Palm Coast Threatens Waste Pro with Litigation and Fines It $125 For Every Recycling Bins It’s Taking Back
At worst, it looks like retaliation. At best, it’s puzzling for a company that claims to “never throw away an opportunity to show our gratitude.”
Waste Pro, in its final week as Palm Coast’s garbage hauler, is driving through neighborhoods with a flatbed truck and taking back the recycling bins it freely provided residents over the years. The seizures are in apparent violation of city code. The city considers them a violation of the company’s contract.
The city is fining Waste Pro $125 for every bin the company is taking, citing city code, which prohibits the removal of bins without the city’s authorization. The city is also considering litigation against Waste Pro. Neysa Brkert, the city attorney, said she could not go into details about the case because of “this potentially pending action that may result.”
“The understanding was always that the bins belong to the residents, but waste Pro today started picking up all of the bins, claiming they own the bins,” Brittany Kershaw, the city’s communications director, said. “We’ve had some legal dialogue going on over the pasts several days between our attorney and their attorney about the ownership of the bins. We did not know hat they had planned to collect the bins today.”
Nothing in the contract states that the bins would be repossessed. Residents never signed documents intimating that they would have to give back the bins. In the 16 years Waste Pro has been the local hauler, thousands of residents have moved out of town, taking the bins with them. Thousands have moved in with bins of their own. It’s not clear how Waste Pro is distinguishing between one and the other as it picks them up.
Over the years, the city has told residents that they could keep their bins. “Now we’re at the point where we have to collaborate on a new plan to give residents new bins,” Kershaw said.
It was always FCC Environmental plan to provide bins to some residents, like new tenants or to those who need replacements. But there was no plan for a wholesale replacement, which would be expensive and time consuming.
Waste Pro did not respond to questions emailed its communications manager before this article initially published. In a full-page ad in the Observer today, the company said the city “chose a new provider for its residents. At Waste Pro, we never throw away an opportunity to show our gratitude.” It then said, without additional explanation: “Please be patient as the city works through replacing your recycling bins.”

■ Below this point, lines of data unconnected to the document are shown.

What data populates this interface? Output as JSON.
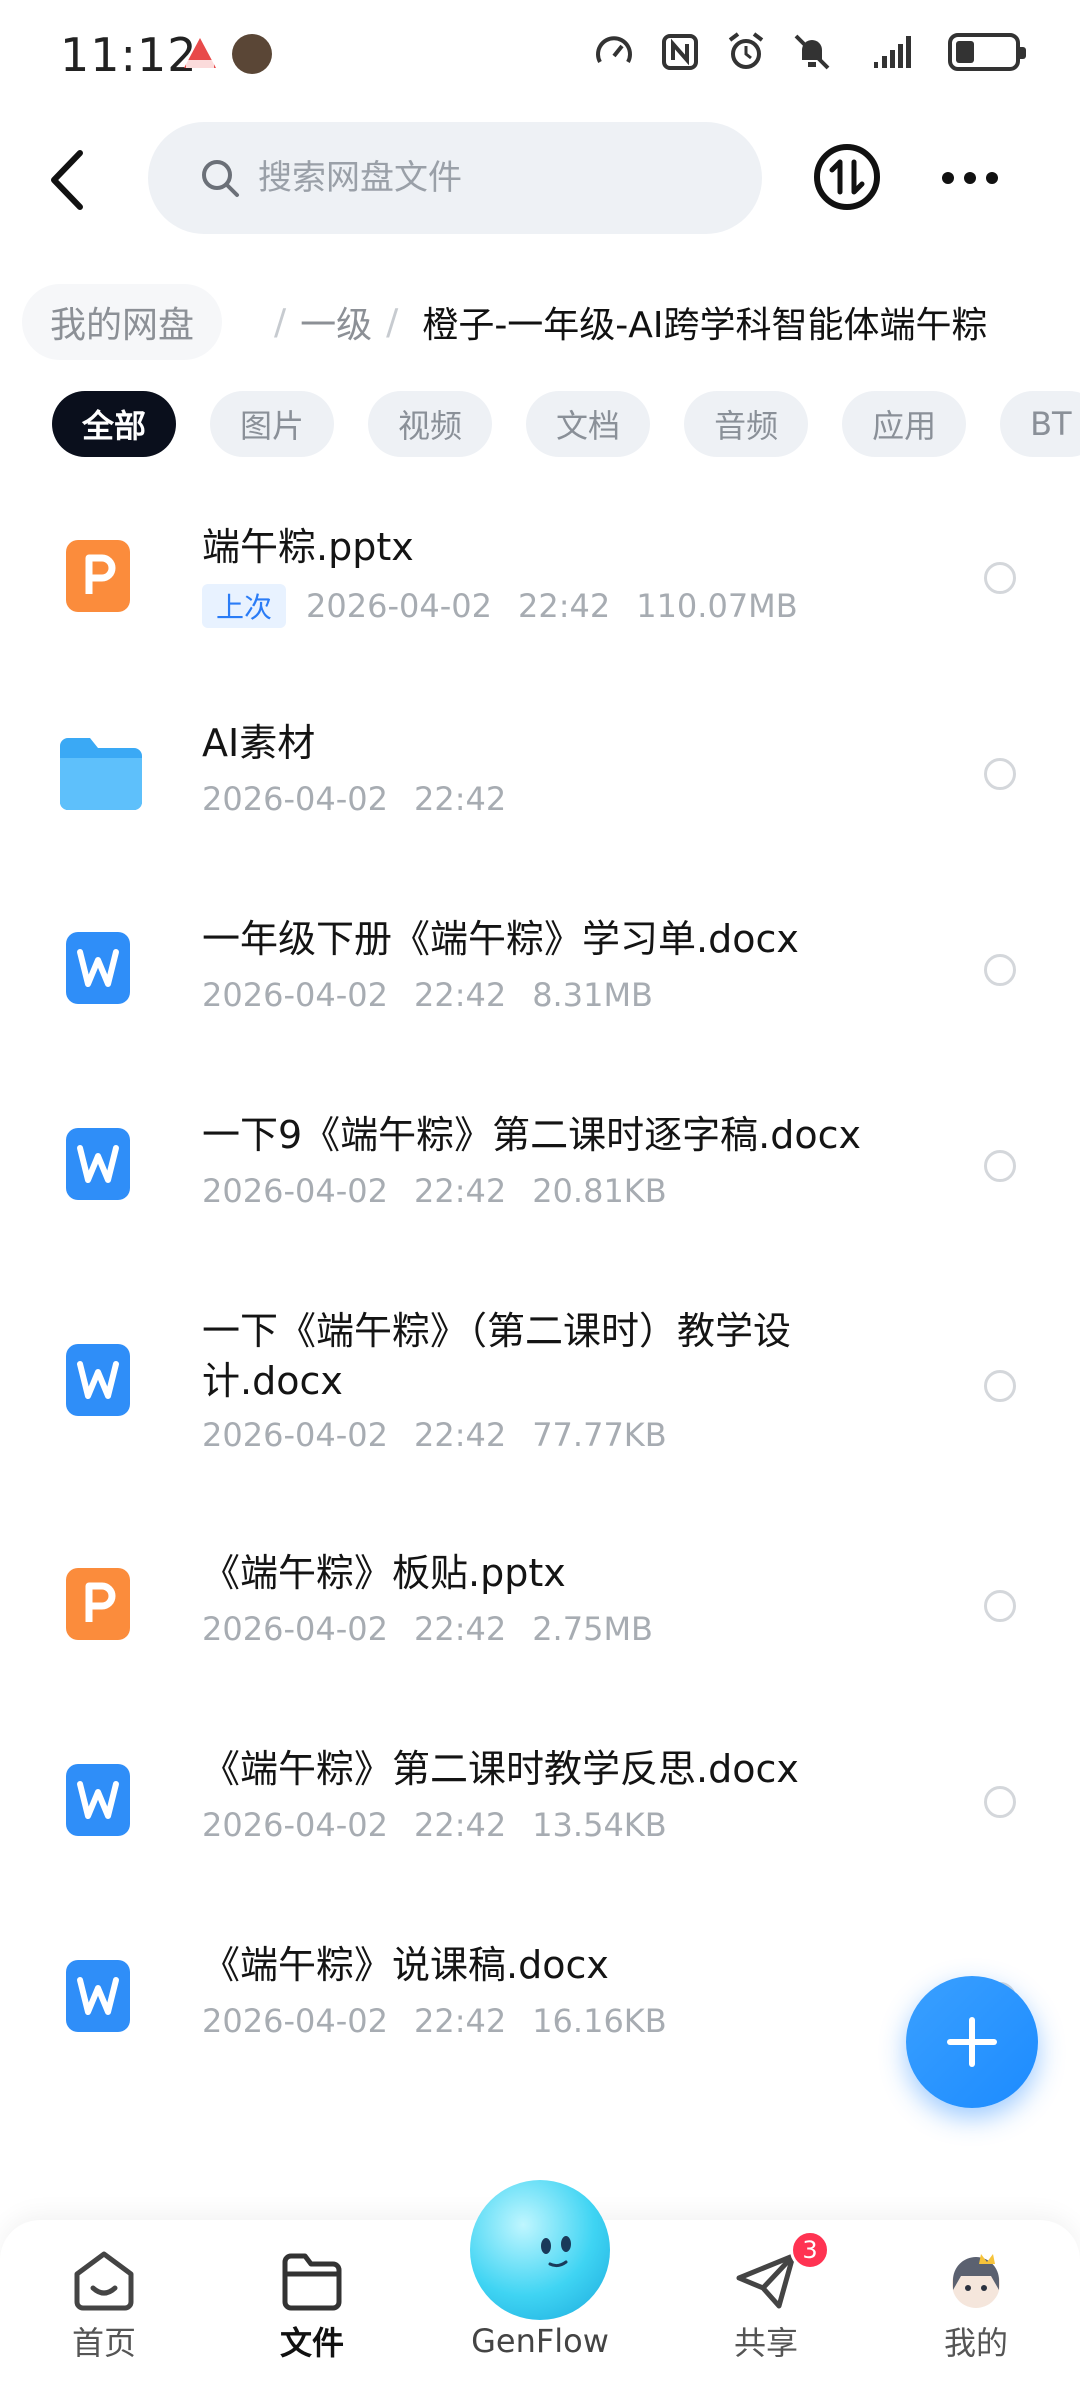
{
  "status_bar": {
    "time": "11:12",
    "icons": [
      "speed-icon",
      "nfc-icon",
      "alarm-icon",
      "mute-icon",
      "signal-icon",
      "battery-icon"
    ]
  },
  "header": {
    "search_placeholder": "搜索网盘文件"
  },
  "breadcrumb": {
    "root": "我的网盘",
    "level1": "一级",
    "current": "橙子-一年级-AI跨学科智能体端午粽"
  },
  "filters": [
    "全部",
    "图片",
    "视频",
    "文档",
    "音频",
    "应用",
    "BT"
  ],
  "files": [
    {
      "name": "端午粽.pptx",
      "type": "pptx",
      "tag": "上次",
      "date": "2026-04-02",
      "time": "22:42",
      "size": "110.07MB"
    },
    {
      "name": "AI素材",
      "type": "folder",
      "date": "2026-04-02",
      "time": "22:42",
      "size": ""
    },
    {
      "name": "一年级下册《端午粽》学习单.docx",
      "type": "docx",
      "date": "2026-04-02",
      "time": "22:42",
      "size": "8.31MB"
    },
    {
      "name": "一下9《端午粽》第二课时逐字稿.docx",
      "type": "docx",
      "date": "2026-04-02",
      "time": "22:42",
      "size": "20.81KB"
    },
    {
      "name": "一下《端午粽》（第二课时）教学设计.docx",
      "type": "docx",
      "date": "2026-04-02",
      "time": "22:42",
      "size": "77.77KB"
    },
    {
      "name": "《端午粽》板贴.pptx",
      "type": "pptx",
      "date": "2026-04-02",
      "time": "22:42",
      "size": "2.75MB"
    },
    {
      "name": "《端午粽》第二课时教学反思.docx",
      "type": "docx",
      "date": "2026-04-02",
      "time": "22:42",
      "size": "13.54KB"
    },
    {
      "name": "《端午粽》说课稿.docx",
      "type": "docx",
      "date": "2026-04-02",
      "time": "22:42",
      "size": "16.16KB"
    }
  ],
  "bottom_nav": {
    "home": "首页",
    "files": "文件",
    "genflow": "GenFlow",
    "share": "共享",
    "share_badge": "3",
    "mine": "我的"
  },
  "colors": {
    "accent": "#2a7cf6",
    "pptx": "#fb8c3c",
    "docx": "#2f8ef8",
    "folder": "#3aa9f5",
    "chip_active": "#0a0f1c"
  }
}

The message does not explain why the company is hauling off the bins, or what residents are expected to do with their recycling meanwhile. Most residents use the bins during the week to store their recyclables.
“There was nothing in the contract that said these bins are going to be collected upon termination and taken back from city residents,” Borkert said.
The contract with Waste Pro does not spell out explicitly whether residents own the bins. But the bins were purchased on behalf of residents and given out to them free: two bins per household, with a third bin or more provided at a cost. Since some residents paid for their bins, it creates yet more dubious instances where purchased bins–which would unquestionably be the residents’ own–would have been hauled away, since purchased bins were not distinguished from those freely provided.
“We have been fining Waste Pro all day today for each bin that they collect because it is stated in their contract that they will return the bins to the areas where they picked up for collection,” Kershaw said. Code enforcement is keeping track of the civil fines.
The city issued a more neutral-sounding press release earlier this afternoon, informing residents that bins are being collected by Waste Pro, with new bins to be delivered, imprinted with the city’s logo.
Residents in need of a replacement recycling bin, the release states, are encouraged to submit a case by visiting palmcoast.gov/connect. Once on the site, select “Create a Case” > “Trash” > “Recycling” > “Concern/Question.” Residents may also call Customer Service at 386-986-2360 or email [email protected].
During the implementation process, residents who may be awaiting a new recycling bin can utilize a container from home to hold recyclables. An example of a temporary recycling bin may be a plastic tub, a cardboard box, or a laundry basket. Please clearly mark the personal bins with the words “Recycle” in order to avoid confusion with regular garbage waste. Proper labeling will help the residential collections team effectively identify and collect recyclable materials.
Each residence is allowed 35 gallons of recycled materials each week, and the bins being delivered will hold 18 gallons of recyclables, which is the standard size.
The release also suggests that if residents are interested in a larger bins, recycling containers are available for purchase at local hardware stores and supercenters.
During the 2016 bidding process, a question was asked through the city website’s procurement portal about recycling bins, and the answer, by an unnamed staffer, suggested that the bins belonged to the provider. The company is relying on that documentation to make its stand.